This is a perfect example of cutting the nose off to spite the face. The rise in tax could be the difference between being able to afford to hire another member of staff or not. Labour policies like putting extra funding into education through business taxation is useless when it would impact the creation of jobs for future generations.
To see results from their education pledge, Labour could raise the tax on businesses profits from the current rate of 19 per cent, to 26 per cent in 2020. This has been estimated to raise up to £19.4bn for the government to spend on its proposed policies.
Interestingly, in 2010, at a rate of 28 per cent, corporation tax raised £43bn in revenue for the government. If we were to follow Labour’s logic, you would assume that a reduced rate of corporation tax would result in less money. Well, not so much. Actually, the government saw an increase of £6.7bn to £49.7bn when it was reduced to the current rate. Therefore, Corbyn might find it hard to find his £19bn if he was to stick the rate up.
We need to look at the cold, hard facts. Of course education is important, but we need to discuss what the biggest rise in corporation tax in decades could have on businesses. The Institute of Fiscal Studies has already noted the potential damage on the economy’s growth.
It shouldn’t take a genius to figure out that when businesses do well, we’re making more money. But, rather than sharing in Labour’s view that we’re all pocketing the cash, entrepreneurs and business leaders more often than not use the money to reinvest in our companies.
For example, at Pimlico Plumbers, we’ve had an amazing twelve months and because of this, I’ve embarked on a huge expansion project. I’m adding another storey to our headquarters which can facilitate 20 per cent head count growth, our recruitment drive is well under way to take on even more people and I’ve been able to introduce some great staff incentives like our 24-hour gym.
A rise in corporation tax could’ve stopped me from doing some of this. It would hit businesses big and small, which is tragic because despite the impending period of economic uncertainty on the horizon, at the moment it generally seems like businesses are doing well.

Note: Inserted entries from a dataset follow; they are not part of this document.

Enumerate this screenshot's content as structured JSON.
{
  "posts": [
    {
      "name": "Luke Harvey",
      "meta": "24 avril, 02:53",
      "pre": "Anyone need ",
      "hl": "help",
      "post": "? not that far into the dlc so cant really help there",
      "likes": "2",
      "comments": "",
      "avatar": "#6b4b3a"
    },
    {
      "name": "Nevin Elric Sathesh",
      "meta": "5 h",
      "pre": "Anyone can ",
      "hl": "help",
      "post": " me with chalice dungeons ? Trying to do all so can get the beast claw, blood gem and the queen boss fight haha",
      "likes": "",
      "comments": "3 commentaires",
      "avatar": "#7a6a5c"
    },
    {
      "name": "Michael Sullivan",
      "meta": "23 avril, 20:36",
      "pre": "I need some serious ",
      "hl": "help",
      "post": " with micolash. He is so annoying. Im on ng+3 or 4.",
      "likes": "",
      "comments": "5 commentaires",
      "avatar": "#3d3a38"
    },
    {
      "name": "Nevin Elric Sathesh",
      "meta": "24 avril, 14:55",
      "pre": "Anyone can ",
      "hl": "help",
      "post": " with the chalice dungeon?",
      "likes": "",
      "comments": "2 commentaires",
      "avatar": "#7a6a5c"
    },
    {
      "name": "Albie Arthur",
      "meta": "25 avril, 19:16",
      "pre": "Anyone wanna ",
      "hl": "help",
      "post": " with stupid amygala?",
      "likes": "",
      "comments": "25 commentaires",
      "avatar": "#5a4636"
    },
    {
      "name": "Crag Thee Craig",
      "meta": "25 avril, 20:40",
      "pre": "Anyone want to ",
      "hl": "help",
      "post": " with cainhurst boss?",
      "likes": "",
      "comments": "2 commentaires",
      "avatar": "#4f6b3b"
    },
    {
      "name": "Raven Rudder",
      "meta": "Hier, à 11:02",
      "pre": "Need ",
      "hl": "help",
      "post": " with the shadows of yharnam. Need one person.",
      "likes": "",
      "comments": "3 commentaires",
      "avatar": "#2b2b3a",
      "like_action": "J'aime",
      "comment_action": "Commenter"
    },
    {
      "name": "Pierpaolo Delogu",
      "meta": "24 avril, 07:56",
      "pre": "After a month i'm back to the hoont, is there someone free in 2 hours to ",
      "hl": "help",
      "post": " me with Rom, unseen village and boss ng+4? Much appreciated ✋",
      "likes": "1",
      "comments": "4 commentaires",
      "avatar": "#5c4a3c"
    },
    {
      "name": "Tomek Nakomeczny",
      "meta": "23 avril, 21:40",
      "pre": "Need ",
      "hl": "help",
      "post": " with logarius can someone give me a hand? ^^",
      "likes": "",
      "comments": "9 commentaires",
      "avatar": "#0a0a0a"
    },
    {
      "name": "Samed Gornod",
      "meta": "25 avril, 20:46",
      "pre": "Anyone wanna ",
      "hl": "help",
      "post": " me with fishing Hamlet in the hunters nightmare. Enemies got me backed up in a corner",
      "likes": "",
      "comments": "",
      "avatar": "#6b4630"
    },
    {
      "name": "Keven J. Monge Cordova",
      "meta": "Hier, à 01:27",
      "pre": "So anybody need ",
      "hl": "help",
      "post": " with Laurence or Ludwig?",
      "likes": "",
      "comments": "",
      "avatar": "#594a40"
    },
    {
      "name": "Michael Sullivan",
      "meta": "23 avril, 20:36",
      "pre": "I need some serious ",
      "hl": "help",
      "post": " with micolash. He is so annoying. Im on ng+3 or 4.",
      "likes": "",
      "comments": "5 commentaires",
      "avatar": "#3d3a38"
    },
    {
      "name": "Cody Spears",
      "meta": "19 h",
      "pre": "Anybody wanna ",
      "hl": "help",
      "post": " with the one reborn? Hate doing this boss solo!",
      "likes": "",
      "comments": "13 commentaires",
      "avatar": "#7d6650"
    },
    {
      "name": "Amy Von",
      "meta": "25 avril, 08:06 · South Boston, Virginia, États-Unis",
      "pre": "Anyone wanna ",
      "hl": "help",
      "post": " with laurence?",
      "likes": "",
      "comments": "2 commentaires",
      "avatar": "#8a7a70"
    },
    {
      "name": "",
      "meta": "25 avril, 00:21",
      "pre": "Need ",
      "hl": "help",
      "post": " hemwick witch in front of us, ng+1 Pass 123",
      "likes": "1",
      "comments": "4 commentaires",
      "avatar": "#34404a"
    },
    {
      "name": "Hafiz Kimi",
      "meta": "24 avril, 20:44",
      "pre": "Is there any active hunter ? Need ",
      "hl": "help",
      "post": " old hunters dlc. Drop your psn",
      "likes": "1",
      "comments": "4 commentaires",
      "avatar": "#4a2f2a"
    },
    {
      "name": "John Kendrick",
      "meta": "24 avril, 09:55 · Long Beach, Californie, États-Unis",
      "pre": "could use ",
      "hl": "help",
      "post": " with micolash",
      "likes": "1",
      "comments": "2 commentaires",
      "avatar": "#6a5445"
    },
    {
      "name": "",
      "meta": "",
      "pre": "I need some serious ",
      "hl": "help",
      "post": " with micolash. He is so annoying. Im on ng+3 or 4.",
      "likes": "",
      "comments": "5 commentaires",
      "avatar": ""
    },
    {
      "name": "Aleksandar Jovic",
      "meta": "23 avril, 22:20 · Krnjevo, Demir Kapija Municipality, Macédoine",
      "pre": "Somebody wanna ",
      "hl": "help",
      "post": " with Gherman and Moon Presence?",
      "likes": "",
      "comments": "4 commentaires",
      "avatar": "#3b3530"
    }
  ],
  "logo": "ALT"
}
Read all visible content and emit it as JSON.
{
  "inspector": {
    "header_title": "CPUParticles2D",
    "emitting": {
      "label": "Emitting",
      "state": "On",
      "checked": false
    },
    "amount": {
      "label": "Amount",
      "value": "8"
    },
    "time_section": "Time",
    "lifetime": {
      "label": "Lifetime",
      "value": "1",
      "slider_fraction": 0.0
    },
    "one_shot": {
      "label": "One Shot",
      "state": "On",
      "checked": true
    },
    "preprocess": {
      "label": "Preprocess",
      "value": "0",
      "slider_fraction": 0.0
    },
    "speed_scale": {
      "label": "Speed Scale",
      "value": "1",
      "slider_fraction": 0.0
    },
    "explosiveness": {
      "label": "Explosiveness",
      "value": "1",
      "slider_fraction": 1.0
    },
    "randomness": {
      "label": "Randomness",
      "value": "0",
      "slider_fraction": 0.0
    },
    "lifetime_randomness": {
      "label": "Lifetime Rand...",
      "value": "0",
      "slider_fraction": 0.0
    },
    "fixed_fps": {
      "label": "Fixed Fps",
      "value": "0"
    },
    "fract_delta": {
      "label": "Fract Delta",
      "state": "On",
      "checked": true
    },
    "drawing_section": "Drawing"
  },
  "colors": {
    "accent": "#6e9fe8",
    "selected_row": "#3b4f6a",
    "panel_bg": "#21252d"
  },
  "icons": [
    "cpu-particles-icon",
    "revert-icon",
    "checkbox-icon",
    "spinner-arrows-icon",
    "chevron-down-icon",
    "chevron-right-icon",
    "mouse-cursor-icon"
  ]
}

The London Stock Exchange’s annual round-up of the 1000 most dynamic small and medium-sized enterprises revealed that businesses are growing faster than ever. Overall the companies analysed had an annual expansion rate of 70 per cent, which has grown from 50 percent a year ago.
Xavier Rolet, chief executive of LSE reiterated the importance of “doing all we can to support high growth potential businesses like these dynamic, entrepreneurial and ambitious businesses”. Being smacked with a rise in tax is not the way to do it.
According to the Financial Times, the UK has the lowest rate of corporation tax in the G7. Countries such as the US, France and Germany have significantly higher rates and as a result, have opened offices in the UK, whilst reaping the benefits of our country’s lower tax. As I’ve said before, as a newly-independent country, we should be doing all we can to attract companies from other countries and make them see that we’re a great place to do business. Instead, we’ll have companies looking to set up and invest their money elsewhere.
We have a nation of self-employed and five million small business owners that are defying the odds of Brexit forecasts, to secure a more prosperous future, only to have more doors potentially slammed in their faces. It’s dangerous to think that the would-be leader of our country, Corbyn, can’t see the bigger picture. His bargain bucket of shoddy Labour policies will impact badly on the many, as well as the few.